The influence of the vision statement and mission statement
As the firm identifies itself with the slogan, “exploring the world’s energy challenges,” the firm has, in its vision and mission statement identified needs of each player in its line of operation. The shareholders, in the mission statement, are made to belief that the firm can be entrusted with investment funds. It assures its shareholders of high returns and hefty rewards after investment. This has made it emerge as the largest in market capitalization on security and stock exchange.
The firm, through its vision and mission statement, guarantees consumers about how the firm will meet their preferences. Consumers are also assured of stability in prices; adoption of advanced technology will help in regulating and setting prices competitively. Referring to employees, the firm, pledges to reward any exceptional quality of output, which can influence the productivity of the firm to realize its targets. Employees are also assured of job security, training and development programs, which has seen the firm improve its efficiency. In addition, the entire community is guaranteed that the firm will always take part in maintaining high standards of ethics and support cultures of different people across the world.
How each category of stakeholders’ impact on the performance of ExxonMobil
In maintaining the preferences of consumers in terms of price and quality, the firm has over the past, realized an increasing curve in its profitability due to increased sales despite economic crunches. As many firms have a culture of retrenching their employees, workers in such firms have no driving force to work; hence, no innovation. Unlike in such firms, ExxonMobil has always retained its workers, rewarded innovative and creative “brains,” which has seen it adopt the use of modern technology that has been behind cost reduction (Weijermars, 2011). The assurance given to the community, about maintenance of ethics and participation in corporate social responsibilities has helped in improving the brand image expand its operations across the world.
Hewlett, P. (2007). The Lamb: Essential 2- ExxonMobil. Retrieved on 13th October from: https://www.exxonmobil.com/corporate/files//lamp_vol89_no1.pdf
Hitt, M., Ireland, D., & Hoskisson, R. (2000). 1. Strategic Management and Strategic Competitiveness (pp. 1-32). Mason, Ohio: South-Western College Publishing.
Tillerson, R. (Director) (2011, January 6). Meeting energy challenges with oil and gas technologies. ExxonMobil Speches.

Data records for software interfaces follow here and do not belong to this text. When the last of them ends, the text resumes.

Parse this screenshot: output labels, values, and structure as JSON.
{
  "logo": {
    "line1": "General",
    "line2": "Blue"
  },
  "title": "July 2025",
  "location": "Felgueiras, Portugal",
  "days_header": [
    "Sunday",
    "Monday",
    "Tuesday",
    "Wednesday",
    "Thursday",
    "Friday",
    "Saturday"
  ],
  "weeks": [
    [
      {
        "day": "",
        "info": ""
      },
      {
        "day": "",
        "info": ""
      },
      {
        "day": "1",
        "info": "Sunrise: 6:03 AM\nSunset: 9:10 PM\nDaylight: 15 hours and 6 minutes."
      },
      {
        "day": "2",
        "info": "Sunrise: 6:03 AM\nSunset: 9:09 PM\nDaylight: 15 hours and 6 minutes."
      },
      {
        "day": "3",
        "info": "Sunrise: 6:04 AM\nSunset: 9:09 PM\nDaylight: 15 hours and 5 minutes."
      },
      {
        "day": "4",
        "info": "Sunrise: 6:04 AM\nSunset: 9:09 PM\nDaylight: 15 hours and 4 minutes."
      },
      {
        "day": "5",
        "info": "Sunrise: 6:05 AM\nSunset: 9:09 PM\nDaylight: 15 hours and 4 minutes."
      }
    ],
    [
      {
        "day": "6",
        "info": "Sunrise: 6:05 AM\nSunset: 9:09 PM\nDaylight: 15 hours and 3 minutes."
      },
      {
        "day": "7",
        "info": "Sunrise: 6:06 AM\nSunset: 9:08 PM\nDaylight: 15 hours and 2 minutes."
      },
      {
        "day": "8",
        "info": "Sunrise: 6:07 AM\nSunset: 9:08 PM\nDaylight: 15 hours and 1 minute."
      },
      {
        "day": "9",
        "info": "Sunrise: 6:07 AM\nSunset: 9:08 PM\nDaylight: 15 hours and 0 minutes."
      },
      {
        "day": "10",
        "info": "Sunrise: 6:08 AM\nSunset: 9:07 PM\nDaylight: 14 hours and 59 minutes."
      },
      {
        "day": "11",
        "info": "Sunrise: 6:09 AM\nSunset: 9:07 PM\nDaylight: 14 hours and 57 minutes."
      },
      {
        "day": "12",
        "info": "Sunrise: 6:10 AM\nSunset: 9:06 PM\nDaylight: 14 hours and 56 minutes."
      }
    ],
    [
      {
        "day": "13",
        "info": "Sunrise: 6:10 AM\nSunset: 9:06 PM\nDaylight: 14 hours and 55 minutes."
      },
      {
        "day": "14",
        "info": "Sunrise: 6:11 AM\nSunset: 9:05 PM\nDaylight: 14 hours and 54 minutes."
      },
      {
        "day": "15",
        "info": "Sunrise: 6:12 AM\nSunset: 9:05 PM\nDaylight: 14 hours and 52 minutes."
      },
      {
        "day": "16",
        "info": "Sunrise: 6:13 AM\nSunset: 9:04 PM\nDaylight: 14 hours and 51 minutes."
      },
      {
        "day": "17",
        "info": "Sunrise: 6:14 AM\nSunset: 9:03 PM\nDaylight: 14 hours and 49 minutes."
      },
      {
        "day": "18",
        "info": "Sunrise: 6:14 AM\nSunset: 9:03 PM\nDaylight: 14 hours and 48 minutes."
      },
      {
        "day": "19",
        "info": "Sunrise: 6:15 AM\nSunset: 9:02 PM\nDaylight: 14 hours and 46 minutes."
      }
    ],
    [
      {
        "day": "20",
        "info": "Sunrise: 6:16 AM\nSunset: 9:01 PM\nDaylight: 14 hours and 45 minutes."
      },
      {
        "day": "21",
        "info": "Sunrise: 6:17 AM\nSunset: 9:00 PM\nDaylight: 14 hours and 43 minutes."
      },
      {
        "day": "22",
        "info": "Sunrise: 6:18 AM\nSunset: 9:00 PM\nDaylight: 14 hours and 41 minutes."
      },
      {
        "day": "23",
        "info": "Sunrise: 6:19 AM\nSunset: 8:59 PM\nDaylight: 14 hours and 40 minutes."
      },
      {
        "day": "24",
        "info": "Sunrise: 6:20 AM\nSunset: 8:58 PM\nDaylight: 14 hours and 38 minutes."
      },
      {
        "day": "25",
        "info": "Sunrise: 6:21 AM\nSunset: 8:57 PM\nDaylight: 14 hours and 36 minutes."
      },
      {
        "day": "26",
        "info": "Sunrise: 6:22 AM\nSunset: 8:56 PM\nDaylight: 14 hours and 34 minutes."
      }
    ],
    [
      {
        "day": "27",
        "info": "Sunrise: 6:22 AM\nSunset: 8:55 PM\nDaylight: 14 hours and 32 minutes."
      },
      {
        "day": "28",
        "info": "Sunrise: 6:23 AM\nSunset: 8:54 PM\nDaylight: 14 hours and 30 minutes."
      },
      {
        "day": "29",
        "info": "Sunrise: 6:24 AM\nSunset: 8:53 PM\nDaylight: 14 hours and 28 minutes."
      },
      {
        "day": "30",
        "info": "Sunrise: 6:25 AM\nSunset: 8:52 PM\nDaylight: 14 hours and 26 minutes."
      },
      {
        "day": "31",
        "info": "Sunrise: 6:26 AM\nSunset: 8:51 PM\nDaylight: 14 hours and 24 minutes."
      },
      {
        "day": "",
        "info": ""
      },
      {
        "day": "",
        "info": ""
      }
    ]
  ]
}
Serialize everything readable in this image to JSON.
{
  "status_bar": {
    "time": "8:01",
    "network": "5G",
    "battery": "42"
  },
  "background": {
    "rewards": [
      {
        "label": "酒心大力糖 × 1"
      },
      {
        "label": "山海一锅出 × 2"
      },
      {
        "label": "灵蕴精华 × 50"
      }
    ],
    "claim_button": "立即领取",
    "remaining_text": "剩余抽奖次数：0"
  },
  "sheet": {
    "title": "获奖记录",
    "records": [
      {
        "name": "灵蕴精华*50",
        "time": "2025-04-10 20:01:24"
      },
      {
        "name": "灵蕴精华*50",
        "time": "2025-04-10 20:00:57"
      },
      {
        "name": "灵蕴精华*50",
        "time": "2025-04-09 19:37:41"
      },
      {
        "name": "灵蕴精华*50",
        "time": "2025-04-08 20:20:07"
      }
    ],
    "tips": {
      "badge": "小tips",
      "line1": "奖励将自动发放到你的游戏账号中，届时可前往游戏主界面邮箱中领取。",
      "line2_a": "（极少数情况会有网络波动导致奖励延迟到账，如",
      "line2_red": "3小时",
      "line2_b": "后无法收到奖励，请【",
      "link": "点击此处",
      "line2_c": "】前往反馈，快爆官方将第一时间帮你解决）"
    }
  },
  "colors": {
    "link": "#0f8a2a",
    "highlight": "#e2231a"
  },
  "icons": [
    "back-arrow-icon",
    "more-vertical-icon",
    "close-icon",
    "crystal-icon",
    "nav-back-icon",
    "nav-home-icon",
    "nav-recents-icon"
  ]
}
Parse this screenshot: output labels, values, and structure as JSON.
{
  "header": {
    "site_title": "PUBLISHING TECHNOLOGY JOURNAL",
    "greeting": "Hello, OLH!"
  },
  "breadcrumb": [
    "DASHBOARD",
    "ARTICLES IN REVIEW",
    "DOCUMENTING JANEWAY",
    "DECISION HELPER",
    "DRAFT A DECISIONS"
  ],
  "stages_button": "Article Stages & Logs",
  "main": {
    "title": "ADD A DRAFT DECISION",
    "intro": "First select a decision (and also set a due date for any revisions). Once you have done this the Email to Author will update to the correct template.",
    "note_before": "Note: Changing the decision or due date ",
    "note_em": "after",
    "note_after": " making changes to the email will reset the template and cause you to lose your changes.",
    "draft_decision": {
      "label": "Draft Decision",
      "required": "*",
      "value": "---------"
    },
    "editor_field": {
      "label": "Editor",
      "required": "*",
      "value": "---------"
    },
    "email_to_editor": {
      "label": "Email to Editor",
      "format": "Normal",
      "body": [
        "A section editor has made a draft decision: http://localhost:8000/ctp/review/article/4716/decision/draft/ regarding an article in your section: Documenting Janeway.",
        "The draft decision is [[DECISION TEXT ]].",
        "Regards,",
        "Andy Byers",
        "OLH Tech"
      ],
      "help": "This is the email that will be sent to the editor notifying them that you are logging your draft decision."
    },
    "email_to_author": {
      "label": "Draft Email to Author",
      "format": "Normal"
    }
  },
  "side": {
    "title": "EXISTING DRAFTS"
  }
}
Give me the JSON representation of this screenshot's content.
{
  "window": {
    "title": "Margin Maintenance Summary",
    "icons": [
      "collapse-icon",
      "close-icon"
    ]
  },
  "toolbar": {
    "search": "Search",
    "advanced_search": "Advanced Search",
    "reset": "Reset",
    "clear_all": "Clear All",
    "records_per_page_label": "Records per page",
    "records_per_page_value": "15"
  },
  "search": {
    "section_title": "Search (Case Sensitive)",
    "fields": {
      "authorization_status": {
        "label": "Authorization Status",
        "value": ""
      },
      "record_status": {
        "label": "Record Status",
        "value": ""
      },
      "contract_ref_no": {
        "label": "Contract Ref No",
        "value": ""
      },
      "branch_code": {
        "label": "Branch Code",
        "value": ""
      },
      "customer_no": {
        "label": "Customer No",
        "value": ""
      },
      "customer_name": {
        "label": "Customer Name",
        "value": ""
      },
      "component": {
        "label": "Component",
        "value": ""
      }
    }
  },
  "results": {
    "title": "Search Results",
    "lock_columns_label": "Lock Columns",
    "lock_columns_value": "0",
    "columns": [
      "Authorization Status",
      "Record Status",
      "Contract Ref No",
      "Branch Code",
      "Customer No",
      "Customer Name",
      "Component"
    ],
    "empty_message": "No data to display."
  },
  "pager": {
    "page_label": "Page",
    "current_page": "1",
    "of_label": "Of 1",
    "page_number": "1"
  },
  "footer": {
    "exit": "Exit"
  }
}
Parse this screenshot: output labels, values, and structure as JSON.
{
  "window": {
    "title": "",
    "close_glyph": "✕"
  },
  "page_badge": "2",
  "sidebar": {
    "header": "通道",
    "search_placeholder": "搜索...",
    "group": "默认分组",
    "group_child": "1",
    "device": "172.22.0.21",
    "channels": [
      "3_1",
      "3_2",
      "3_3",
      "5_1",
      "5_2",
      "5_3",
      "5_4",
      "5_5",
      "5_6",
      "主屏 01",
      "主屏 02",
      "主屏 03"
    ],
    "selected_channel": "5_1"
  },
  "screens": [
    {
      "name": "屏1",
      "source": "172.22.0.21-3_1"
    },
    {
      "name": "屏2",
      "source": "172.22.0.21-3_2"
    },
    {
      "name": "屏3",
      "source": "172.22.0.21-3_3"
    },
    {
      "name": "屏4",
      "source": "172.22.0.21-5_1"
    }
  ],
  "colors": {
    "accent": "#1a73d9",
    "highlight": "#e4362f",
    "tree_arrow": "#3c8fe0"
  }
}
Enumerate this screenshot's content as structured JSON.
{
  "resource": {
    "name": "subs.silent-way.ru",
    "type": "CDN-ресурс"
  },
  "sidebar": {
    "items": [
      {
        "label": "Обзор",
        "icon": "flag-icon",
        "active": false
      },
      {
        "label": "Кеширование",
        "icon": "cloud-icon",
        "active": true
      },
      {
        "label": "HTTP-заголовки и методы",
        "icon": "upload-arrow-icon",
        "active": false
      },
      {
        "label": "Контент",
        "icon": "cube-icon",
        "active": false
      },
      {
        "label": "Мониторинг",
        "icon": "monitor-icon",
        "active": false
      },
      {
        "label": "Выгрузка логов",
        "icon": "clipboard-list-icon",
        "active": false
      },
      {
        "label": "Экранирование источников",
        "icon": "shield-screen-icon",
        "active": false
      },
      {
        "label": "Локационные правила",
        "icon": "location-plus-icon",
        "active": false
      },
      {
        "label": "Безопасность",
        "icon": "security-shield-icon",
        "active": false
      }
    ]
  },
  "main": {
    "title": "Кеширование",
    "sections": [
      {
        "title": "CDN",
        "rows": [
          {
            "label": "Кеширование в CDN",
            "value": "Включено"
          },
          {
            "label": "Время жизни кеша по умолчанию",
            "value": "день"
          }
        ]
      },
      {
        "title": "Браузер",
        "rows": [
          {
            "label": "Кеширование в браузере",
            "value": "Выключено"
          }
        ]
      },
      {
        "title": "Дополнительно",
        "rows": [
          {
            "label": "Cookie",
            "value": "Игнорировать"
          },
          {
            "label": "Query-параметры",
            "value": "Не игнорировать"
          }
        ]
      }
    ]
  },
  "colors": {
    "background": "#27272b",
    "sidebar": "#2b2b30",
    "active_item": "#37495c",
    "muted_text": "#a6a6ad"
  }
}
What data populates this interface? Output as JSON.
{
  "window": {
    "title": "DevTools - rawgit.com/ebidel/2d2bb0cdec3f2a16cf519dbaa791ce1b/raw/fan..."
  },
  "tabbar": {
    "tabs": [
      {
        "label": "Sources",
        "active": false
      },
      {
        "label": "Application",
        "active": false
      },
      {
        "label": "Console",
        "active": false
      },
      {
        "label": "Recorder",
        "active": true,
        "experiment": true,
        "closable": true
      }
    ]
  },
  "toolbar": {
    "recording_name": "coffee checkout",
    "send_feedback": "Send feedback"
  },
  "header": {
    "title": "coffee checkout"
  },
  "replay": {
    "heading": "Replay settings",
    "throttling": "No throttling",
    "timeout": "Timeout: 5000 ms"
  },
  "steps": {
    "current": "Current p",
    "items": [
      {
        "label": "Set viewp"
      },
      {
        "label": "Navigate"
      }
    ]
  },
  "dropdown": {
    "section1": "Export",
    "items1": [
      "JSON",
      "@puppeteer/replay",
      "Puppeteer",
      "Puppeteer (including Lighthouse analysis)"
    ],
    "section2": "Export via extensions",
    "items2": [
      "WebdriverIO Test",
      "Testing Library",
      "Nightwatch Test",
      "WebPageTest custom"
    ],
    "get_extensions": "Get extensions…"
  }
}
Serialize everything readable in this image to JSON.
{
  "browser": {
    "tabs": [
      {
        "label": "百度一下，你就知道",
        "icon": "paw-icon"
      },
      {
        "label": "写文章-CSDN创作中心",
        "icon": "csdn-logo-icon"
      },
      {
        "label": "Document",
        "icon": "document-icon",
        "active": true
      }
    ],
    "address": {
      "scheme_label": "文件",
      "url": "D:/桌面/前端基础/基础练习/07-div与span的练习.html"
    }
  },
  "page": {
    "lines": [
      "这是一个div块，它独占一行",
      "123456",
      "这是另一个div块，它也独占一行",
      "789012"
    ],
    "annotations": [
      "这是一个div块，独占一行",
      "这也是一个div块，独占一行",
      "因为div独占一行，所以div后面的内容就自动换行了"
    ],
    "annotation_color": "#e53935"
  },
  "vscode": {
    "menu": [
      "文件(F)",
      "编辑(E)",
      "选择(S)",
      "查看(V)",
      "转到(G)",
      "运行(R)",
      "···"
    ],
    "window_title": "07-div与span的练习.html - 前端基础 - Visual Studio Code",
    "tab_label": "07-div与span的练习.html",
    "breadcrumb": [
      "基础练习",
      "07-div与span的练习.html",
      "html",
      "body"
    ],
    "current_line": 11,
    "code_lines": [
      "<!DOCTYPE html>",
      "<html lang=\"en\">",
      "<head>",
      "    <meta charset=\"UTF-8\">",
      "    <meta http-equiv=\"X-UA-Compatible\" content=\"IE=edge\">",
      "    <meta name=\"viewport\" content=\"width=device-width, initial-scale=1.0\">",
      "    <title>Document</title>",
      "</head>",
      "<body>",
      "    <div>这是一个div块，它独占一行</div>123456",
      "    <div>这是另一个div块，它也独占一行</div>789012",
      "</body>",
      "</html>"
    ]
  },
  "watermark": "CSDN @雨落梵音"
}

Lecture conducted from ExxonMobil Corporation, Austin, Texas.
Weijermars, R. (2011). Building corporate IQ moving the energy business from smart to genius : executive guide to preventing costly crises. London: Springer.